Objective 1.3.2 Establish student cohorts in each of the four regional hubs and provide one annual cohort retreat per hub. (Bristol Bay region)

In the case of objective 2.1.1, the technology supports student, advisor and instructor interaction not just annually, but frequently. And, Regular and effective communications are key aspects for successful cohorts.

Objective 2.1.1 Increase student access to cutting-edge technologies that will open up new career pathways through technology upgrades to the main campus and three village learning centers. (Bristol Bay region)

While iPads and the technology discussed here are not exactly cutting edge, the configurations proposed are innovative as place-specific solutions. Perhaps a way forward is to be cognizant of the need to address topics like eye-controlled technology, designer antibiotics, ingestible robots, smart clothing, and the like and to build that into coursework.

Objective 2.2.2 Increase the utilization of telepresence room and other technologies by 10 percent each year in educational delivery, student support, conferences, workshops, and community events. (Bristol Bay region)

Working with Southwest Regional School District to utilize their teleconference equipment in each village school speaks directly to this grant objective. It remains to craft a curriculum and tactics for presentation appropriate for the medium. 


The discovery of the Aptus Server has opened up some exciting and interesting ways to develop what was a bland approach to a problem. As well negotiating with Southwest Regional School District to use their teleconference equipment to coaching and advising adds significantly to the potential for success in deploying and using iPads for distance delivery of student services. Conversations with UAF OIT and eLearning need to be had yet so that the server is secure and configured according to UAF guidelines. Nonetheless in concept this approach seems viable for rural southwestern Alaska villages.


Ally, M., Balaji, V., Abdelbaki, A., & Cheng, R. (2017). Use of Tablet Computers to Improve Access to Education in a Remote Location. Journal Of Learning For Development, 4(2), 221-228.

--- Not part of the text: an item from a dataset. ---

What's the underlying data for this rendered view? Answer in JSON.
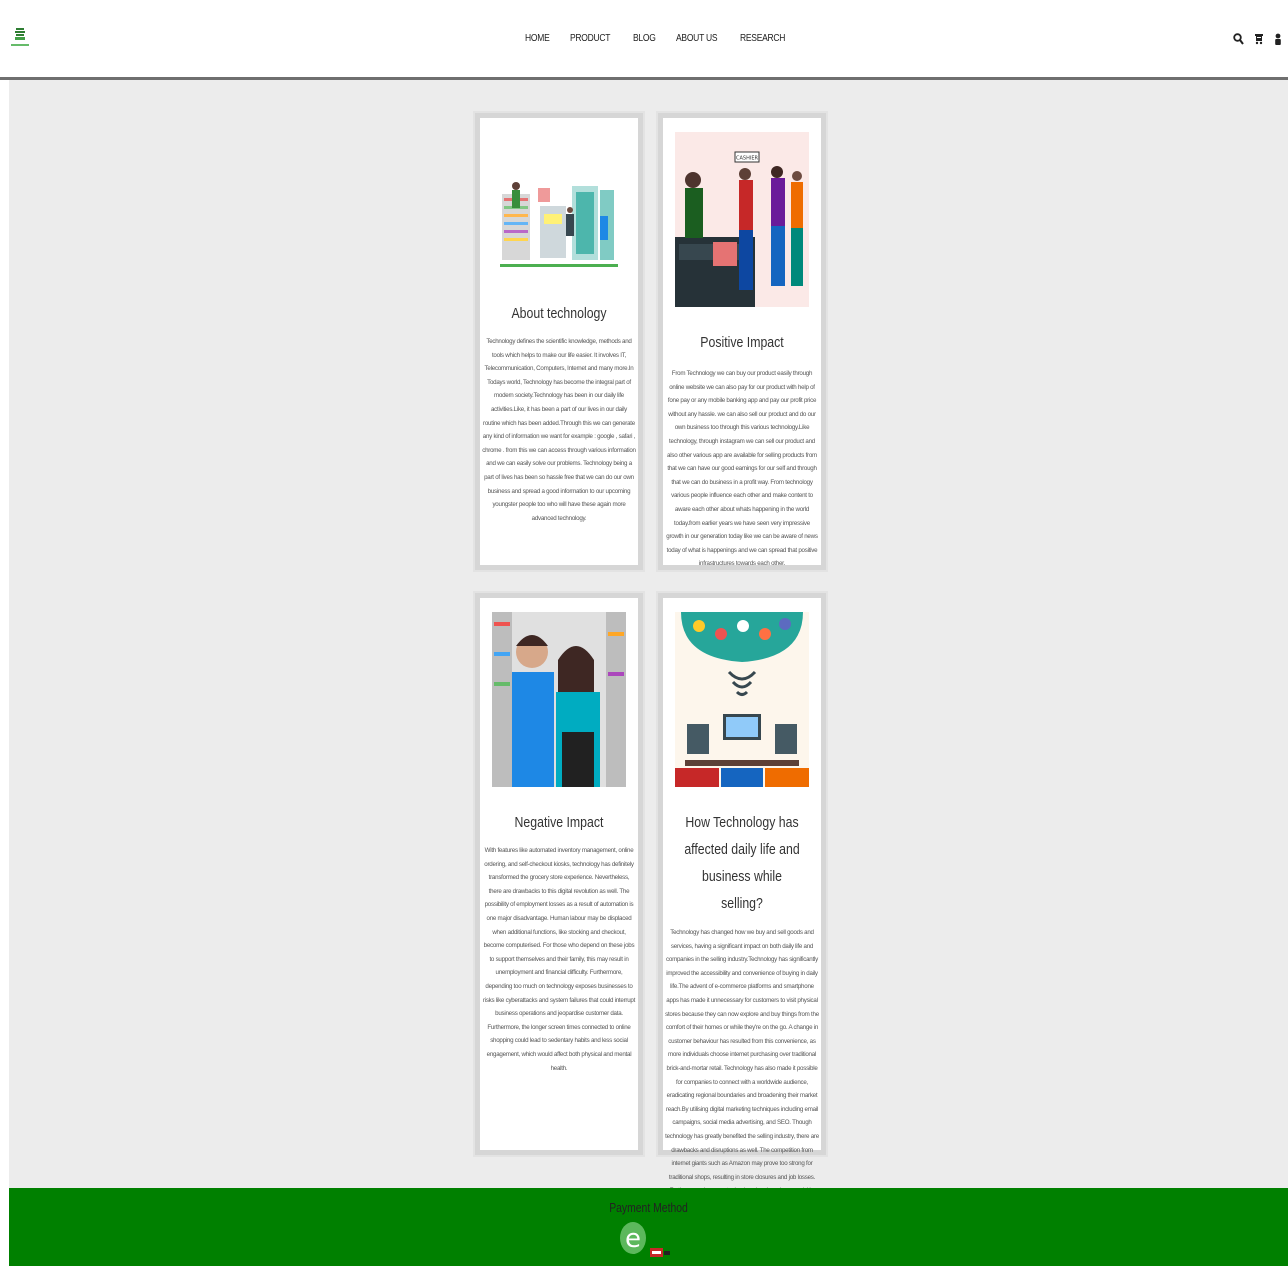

Saorin, J. L., Torre, J. L., Martín, N., & Carbonell, C. (2013). Education Working Group Management using Digital Tablets. Procedia – Social And Behavioral Sciences, 93(3rd World Conference on Learning, Teaching and Educational Leadership), 1569-1573. doi:10.1016/j.sbspro.2013.10.083